Shimpa: I’ve gotten to work with many of the most successful racers over the past 20 years, from Kirk Hibbert to D&D, Ron Gilland, Glenn Hall, the Tapio and Zollinger families… and so many others. Without question, the only true “secret sauce” is hard work and testing. The racers who win and finish on the podium are the ones who test, test and test some more. That’s the secret.
AI: Can you put into perspective how important testing and having the “right” set-up is to racing success?
Shimpa: In winter drag racing on ice, the difference between a good set and a great set-up is two sled lengths in 500 feet. On grass, the difference is much closer, like maybe one-half or one sled length. In hillclimb, the top-10 racers can be within one second! So it’s very, very close.
AI: You mentioned working with Kirk Hibbert. Even though that was almost two decades ago, it’s still what I often associate with you. How do you remember that period of working with Kirk?
Shimpa: That was a very special time. Those first couple years working together, we were on the Prowler Special, which wasn’t a great race sled. We worked so hard to make that sled competitive, and we were at a disadvantage. We developed kind of an underdog status.
Then we came out with the ’93 ZR, and all of the sudden we had a sled that couldn’t lose, and a driver (Kirk) who rode it with amazing talent. That sudden turnaround created so much energy and enthusiasm; it still gives me goose bumps.
That entire period was so intense… the battles with Polaris and Jack Struthers… the pain of Kirk hitting the tree with the Prowler Special in the ’92 I-500 when it was likely he was going to win… then going on to dominate with ZR… it was very intense and satisfying. Everyone at Arctic Cat was completely dedicated to the cause, and we went from underdogs to over achievers, pretty much dominating every form of racing.

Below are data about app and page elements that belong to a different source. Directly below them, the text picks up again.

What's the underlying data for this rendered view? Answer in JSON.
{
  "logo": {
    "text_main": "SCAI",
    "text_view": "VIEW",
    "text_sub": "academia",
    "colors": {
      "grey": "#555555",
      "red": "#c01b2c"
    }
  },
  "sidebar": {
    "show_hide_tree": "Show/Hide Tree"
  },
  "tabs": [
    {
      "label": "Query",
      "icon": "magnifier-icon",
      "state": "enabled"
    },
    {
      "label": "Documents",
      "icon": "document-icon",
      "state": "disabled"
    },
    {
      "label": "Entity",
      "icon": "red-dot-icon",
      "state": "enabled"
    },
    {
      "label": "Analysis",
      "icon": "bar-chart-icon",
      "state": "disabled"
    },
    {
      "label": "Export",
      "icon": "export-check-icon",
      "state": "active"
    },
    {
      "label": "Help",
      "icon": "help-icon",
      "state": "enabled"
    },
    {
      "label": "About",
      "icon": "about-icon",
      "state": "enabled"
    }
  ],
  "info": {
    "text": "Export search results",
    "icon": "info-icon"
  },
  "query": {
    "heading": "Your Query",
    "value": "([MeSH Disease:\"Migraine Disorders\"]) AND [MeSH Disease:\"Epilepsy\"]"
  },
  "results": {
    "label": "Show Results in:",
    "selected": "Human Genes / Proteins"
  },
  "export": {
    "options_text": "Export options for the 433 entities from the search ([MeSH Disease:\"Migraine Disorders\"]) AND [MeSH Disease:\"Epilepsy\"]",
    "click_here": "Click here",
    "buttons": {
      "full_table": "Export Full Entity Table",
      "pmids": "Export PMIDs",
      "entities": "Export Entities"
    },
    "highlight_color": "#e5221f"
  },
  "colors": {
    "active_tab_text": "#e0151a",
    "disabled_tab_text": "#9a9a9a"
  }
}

AI: I agree completely, and you reminding me of those stories gave me the goose bumps! We’ve been so dominant in the past 18 years that I sometimes forget that it wasn’t always this way, and the pendulum swing in cross-country/terrain racing ushered by the ZR was truly amazing.
Shimpa: Polaris had such a strong race program in the 1980s and early ‘90s, and in comparison we were pretty small, with far fewer resources and drivers. It really felt like it was David vs. Goliath, and to start winning in cross-country, snocross and hillclimb like we did, it was something special.
AI: In addition to your fondness for the early ZR period, what other sleds or memories are extra-special for you?
Shimpa: For sleds, I have very fond memories of the original Thundercat, the 2003 F7 and again with the M8 HCR. Those three sleds were really special, and we won a lot of races with them.
As far as racers go, the people I work with now are just as intense and just as dedicated as any racer I’ve worked with over the years. That’s what is so special about racing: the intensity and dedication. Plus, there’s nothing like the excitement of racing, especially the first race of the season, or the biggies like Haydays and Jackson Hole.
AI: Okay, I know that drag and hillclimb race coordination is your primary job, but you also do a few other projects at Cat that are pretty cool. I’m thinking of Snow Shoot and some of the prototype stuff you’ve been involved with over the years, such as the concept Sno Pro 500.
Shimpa: Yep, for nearly 20 years now I’ve been the guy in charge of keeping all the Arctic Cats in tip-top shape at the Snow Shoot magazine photo shoots each spring. That can be a really fun job, or a really frustrating job depending on how the riders treat the sleds.
I can remember one time in the mid-1990s when you took a sled for a ride and came back with it smashed up!
And yes, I’ve been involved with building early versions of some sleds, like the concept Sno Pro 500 that we created in the late winter of 2008 or 2009…I forget what year it was. I’ve played a hand in a few prototype sleds over the years, and that’s always interesting.
AI: Thanks for reminding me about busting up that sled…I hoped you forgot about it by now. And thanks for taking the time to talk with me about your job. It’s always fun chatting with you.
Shimpa: I never forget the sleds that get banged up! And you’re welcome.